Advocate Rofhiwa Victory Mudau’s journey to obtaining his law degree is one of resilience and persistence. Born in Soweto in 1988, Mudau’s dream of becoming a lawyer began in primary school when one of his teachers asked him what he wanted to be when he grew up.

However, his passage to becoming an advocate has been one marred with challenges that would lead to some people throwing in the towel. 

A lack of finances is one of the biggest stumbling blocks which are stopping many young people from realizing their dreams.

“I started my schooling at Thshilidzi primary school in Chiawelo, Soweto.
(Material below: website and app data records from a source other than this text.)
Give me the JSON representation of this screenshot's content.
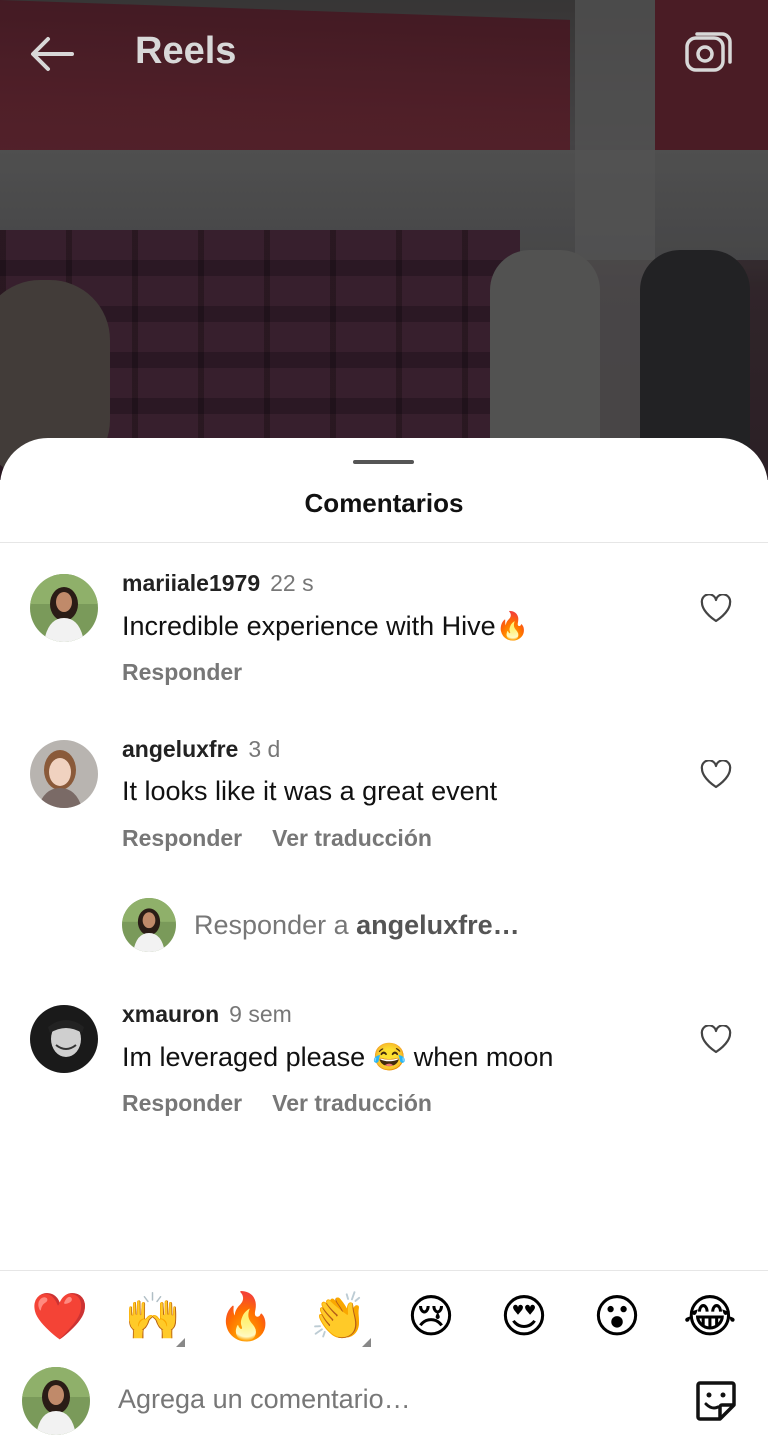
{
  "header": {
    "title": "Reels",
    "back_icon": "back-arrow-icon",
    "camera_icon": "camera-icon"
  },
  "sheet": {
    "title": "Comentarios"
  },
  "comments": [
    {
      "username": "mariiale1979",
      "time": "22 s",
      "text": "Incredible experience with Hive🔥",
      "actions": [
        "Responder"
      ]
    },
    {
      "username": "angeluxfre",
      "time": "3 d",
      "text": "It looks like it was a great event",
      "actions": [
        "Responder",
        "Ver traducción"
      ]
    },
    {
      "username": "xmauron",
      "time": "9 sem",
      "text": "Im leveraged please 😂 when moon",
      "actions": [
        "Responder",
        "Ver traducción"
      ]
    }
  ],
  "reply_prompt": {
    "prefix": "Responder a ",
    "target": "angeluxfre…"
  },
  "emoji_bar": [
    "❤️",
    "🙌",
    "🔥",
    "👏",
    "😢",
    "😍",
    "😮",
    "😂"
  ],
  "composer": {
    "placeholder": "Agrega un comentario…",
    "sticker_icon": "sticker-icon"
  },
  "colors": {
    "text_primary": "#111111",
    "text_secondary": "#777777",
    "sheet_bg": "#ffffff"
  }
}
When I was in standard 2 (now known as Grade 4), my grandmother decided to take me to Venda,” he says.

His grandmother believed that Venda was the better place to raise her grandson, as she feared that Soweto would corrupt him and turn him into a naughty child. In Venda, Mudau had to walk 4km to get to school, as the primary school he was enrolled in was further from his home.

In 2001 Mudau started at high school and this is where his big plans to go study wine refinery in Cape Town were born. However, his matric results were not what he desired.

“I had already planned to study through a bursary at the Cape Peninsula University of Technology on some degree in wine refinery (Food Technology) but the grade 12 results didn’t allow me such a luxury,” he says.

And as a result of that, he had to return back to Soweto, as family members had promised to help him further his studies.

But that did not materialise. With family members not being able to assist and his dreams of furthering his studies being shuttered, Mudau went back to Venda. Upon his arrival in Venda, he was able to enrol at the University of Venda to do a computer course.

Advocate Mudau, Pitje Chambers, 2020. PIC: Mdu Ndzingi

But after a year at the university Mudau had to drop out, as his grandmother could no longer act as surety for his National Student Financial Aid Scheme. Following that, Mudau worked for several retail stores earning less than R10 an hour.

Reflecting on his life and being unhappy with where it was, Mudau decided to ask for God’s intervention and started fasting. His prayers didn’t go unanswered, as he was later offered a job as an administration clerk at Protea Magistrate court. Little did he know that his job would lead to him one day becoming an advocate.

“In 2008, I registered for a Business Information Systems Diploma with Damelin through correspondence, which I later discontinued for an LLB degree,” he says.

In 2009, Mudau was permanently employed as a court clerk. A year later, he applied at the University of South Africa for a Bachelor of Laws Degree.

“At the same time applied for a bursary with the Department of Justice, which never materialised,” he says. But he was not about to give up. He applied for a loan, which paid for his studies. Seven years later, Mudau finally completed his LLB.

On the year he completed his law degree, he was approached by Klopper and Jonker Inc. attorneys to do his vocational training. After being rejected on a number of occasions from doing his pupillage, in 2019, Mudau finally did his pupillage and passed. He is now a full member of the Johannesburg Society of Advocates.

The father and husband says his advice for anyone who has a dream is to trust God, let go of pride and ask for help when they require it.

Advocate Rofhiwa Victory Mudau at Pitje Chambers virtual court, 2020. PIC: Mdu Ndzingi

“People don’t owe you things, but you owe yourself a better life and never settle for less,” he says. Mudau’s inspiring stories is a great example that if you work hard and are persistent, nothing can stand on your way

8 thoughts on “A story of resilience

Leave a Reply

%d bloggers like this: